Thanks in no small part to the advent of supercheap Arduino microcontrollers and their even cheaper off-brand kin, making robots has become populist in a way that would have baffled engineers just a couple of decades ago. Robots, the classic symbol of the techno-future, are now bopping around in the suburban garages of most anyone with $40 or so to spend on parts and with a bit of programming acumen, or at least the desire/ability to learn a bit of code.
Thanks to a new toolkit released by researchers at Harvard University, those garage robot tinkerers can now expand into the realm of "soft" robots, e.g. robots made to squish and deform like mechanical slugs or eels. It's hoped that these sorts of bots might be able to do things like assist in surgical operations or search and rescue missions involving tight, confined spaces (like a collapsed mine). But the whole point of releasing something like the Soft Robotics Toolkit is to put a technology's future into the hands of really anyone with a new idea. That's the power of open-sourcing.
"The toolkit includes an open source fluidic control board, detailed design documentation describing a wide range of soft robotic components (including actuators and sensors), and related files that can be downloaded and used in the design, manufacture, and operation of soft robots," the toolkit's website explains. "In combination with low material costs and increasingly accessible rapid prototyping technologies such as 3D printers, laser cutters, and CNC mills, the toolkit enables soft robotic components to be produced easily and affordably."
In return, the Harvard researchers get access to new data sources, experimental setups, tutorials, and yet more case studies, all thanks to you, the garage robot-builder and now research collaborator. "The goal of the toolkit is to advance the field of soft robotics by allowing designers and researchers to build upon each other's work," said Conor Walsh, an associate professor of engineering at Harvard, in a statement.
"Soft robotics is a growing field that takes inspiration from biological systems to combine classical principles of robot design with the study of soft, flexible materials," the kit's website explains. "Many animals and plants are composed primarily of soft, elastic structures which are capable of complex movement as well as adaptation to their environment. These natural systems have inspired the development of soft robotic systems, in which the careful design of component geometry allows complex motions to be "pre-programmed" into flexible and elastomeric materials."
The toolkit is described in a paper by Walsh et al in the current edition of the journal Soft Robotics (which is somewhat ironically behind a paywall).
"One thing we've seen in design courses is that students greatly benefit from access to more experienced peers—say, postdocs in a research lab—who can guide them through their work," Dónal Holland, a visiting lecturer at Harvard, said. "But scaling that up is difficult; you quickly run out of time and people.

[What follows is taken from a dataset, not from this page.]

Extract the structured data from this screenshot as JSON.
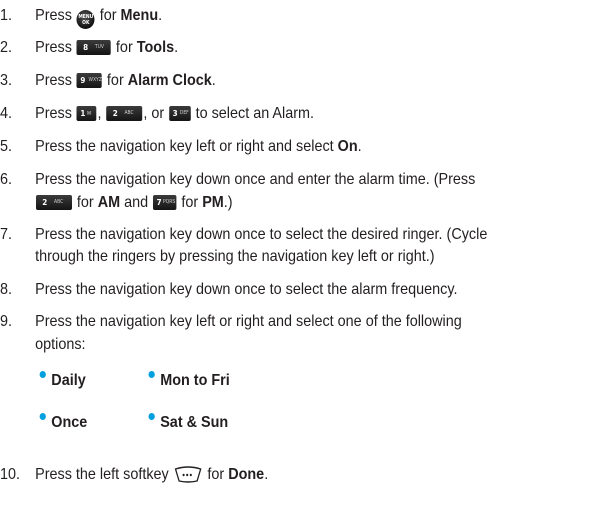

The toolkit is designed to capture the expertise and make it easily accessible to students."
So: get to work.